The Only Story is not a museum piece, a glass case displaying English life 50 years ago. After all, it is de rigueur these days for men to have an ancient partner. Macron was 15 when he first fell in love with Brigitte Trogneux, who is a quarter of a century older than he is. Joan Collins’s fifth husband is more than 30 years younger than her. Various internet sites extol the virtues of the older woman: she’s got money, she doesn’t want kids and apparently she’s grateful for the male attention.
Other contemporary concerns rise to the surface of the narrative, for example the current euthanasia debate. Susan remembers a doctor coming to visit her father-in-law, a lung cancer patient writhing with pain. The doctor told him, “It’s time to put you under, Jack.” The grateful patient was well aware that the doctor would put him into a morphine coma from which he would not emerge. This was common mid-twentieth century practice.
Barnes also takes a hard look at alcoholism of the female variety, which is an ever-increasing problem in Britain just as it is here. He refers to statistics that prove that the partners of alcoholics “despite being repulsed by the habit – frequently succumb to it themselves”, and how in the common view “…female alcoholics, old enough to know better, old enough to be mothers, even grandmothers – these are the lowest of the low.” Paul’s struggle to deal with Susan’s drinking is heart-wrenching.
Towards the end of the novel, Paul muses that “…there are metaphors which sit more powerfully in the brain than remembered events.” Julian Barnes is, after all, a literary novelist, and he puts some highly original metaphors to good use. Oddly, wrists are one of them – Paul plays a “wristy” game of tennis, ie good with both forehand and backhand. He likes to hold Susan by the wrists when they have sex, and later in life, to restrain and try to get through to her. He has a recurring dream of holding Susan by the wrists out a second-floor window. Perhaps Barnes is teasing us – we notice the wrist metaphor, but we have no idea what it means. One for the book clubs, perhaps. Shackles? Pulse points?
“I’m not trying to spin you a story; I’m trying to tell you the truth,” Paul reminds us, the same sentiment expressed several times in different words through the book. He also says that “in love, everything is both true and false; it’s the one subject on which it’s impossible to say anything absurd.”
When the older Paul finally steps out of the shadows, wiser and sadder, ex-solicitor turned artisan cheese-maker (another metaphor?) he has a memory of a long ago conversation with Susan about her friend Joan. He remembers Susan saying, “We’re all just looking for a place of safety. And if you don’t find one, then you have to learn how to pass the time.”

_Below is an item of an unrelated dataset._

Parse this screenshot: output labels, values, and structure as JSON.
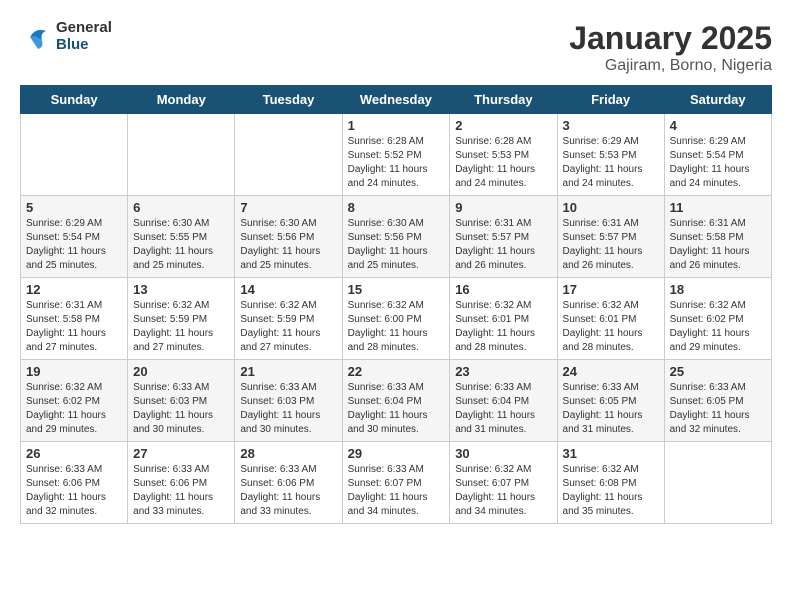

Time is a quality Hampstead novels always seem to have plenty of. Oodles of it. It’s one of the reasons we still read them, for the sense of an unendangered, unhurried way of life. If The Only Story seems at times facile, a story of first-world privilege, it also resounds deeply with masterful meditations on the meaning of love and sex between men and women.
The Only Story by Julian Barnes (Jonathan Cape, $35) is available at Unity Books.